Plymouth has at least maintained a strong connection to the Royal Marines and is currently developing a role for itself as a Commando Assault base. It is the home of the helicopter ship HMS Ocean and assault ships HMS Albion and HMS Bulwark, the UK Landing Force Command Support Group is based at Stonehouse Barracks, an assault craft base has been built at Turnchapel and 29 Commando Regiment, Royal Artillery is still housed in the imposing historical Citadel. In a post-colonial world, flexible response appears to be the order of the day. With unanticipated interventions in wars and conflicts in places like Sierra Leone, Iraq, Afghanistan it seems as if Britain still requires the ability to respond quickly into unexpected parts of the World. They may no longer be defending an empire, but they are giving Britain an ability to respond to threats and for humanitarian purposes wherever they may occur.

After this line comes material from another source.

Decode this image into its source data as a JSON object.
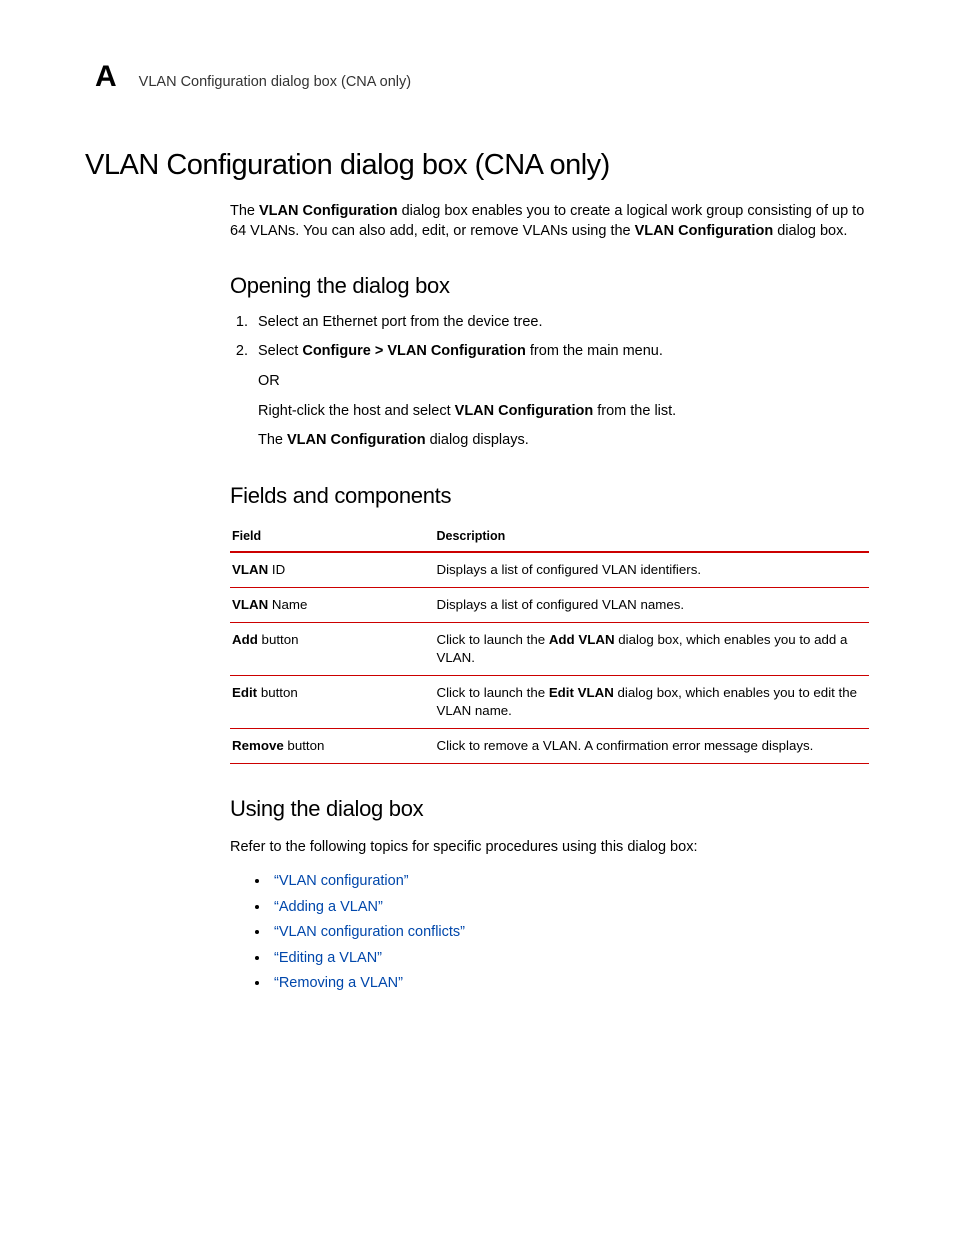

Unfortunately, these developments will not arrest the steady decline in the facilities for the Royal Navy. The present dockyards are a mere shadow of the hive of activity that it used to engender. The City of Plymouth has had to diversify and although it still has a soft spot for all things military it has had to deal with a post-imperial and post-global power role for Britain. Plymouth's history has mirrored the history of the Empire; as it rose in power so did the fortunes of Plymouth; when it was in danger, so was Plymouth; when the power declined so did the economic rationale of a large section of Plymouth's economy. Plymouth is now having to chart a post-imperial story for itself. But as it considers its future, it has a remarkable past to draw upon. It should cherish the good, commemorate the sacrifices and remember the bad. It has undergone a unique imperial story which has taken Plymothians all over the world and has brought so many people from around the world to Plymouth. It was a global city before anyone had even invented the term. It should draw on this heritage with pride.

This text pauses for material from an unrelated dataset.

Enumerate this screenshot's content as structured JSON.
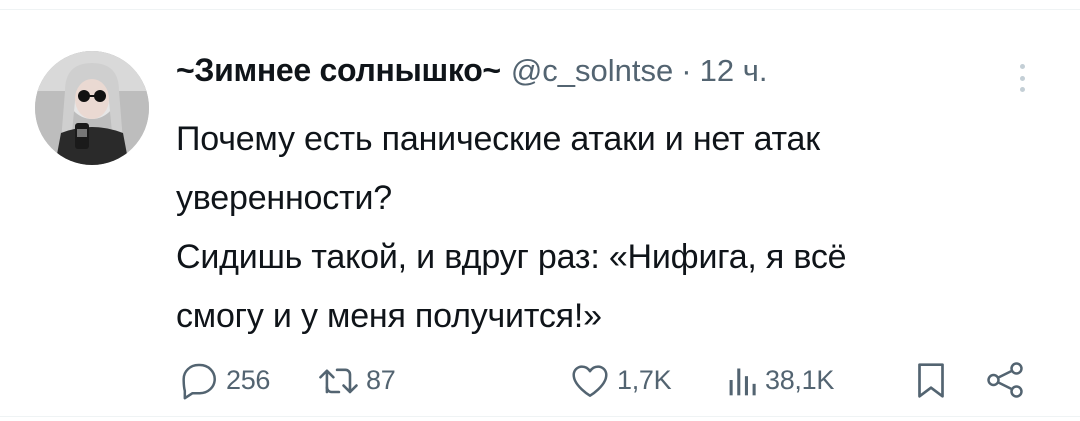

Hidden Plymouth This site examines some of the lesser known nooks and crannies of Plymouth's local history. It has many fascinating photos and descriptions of all sorts of unusual places in and around the city environs.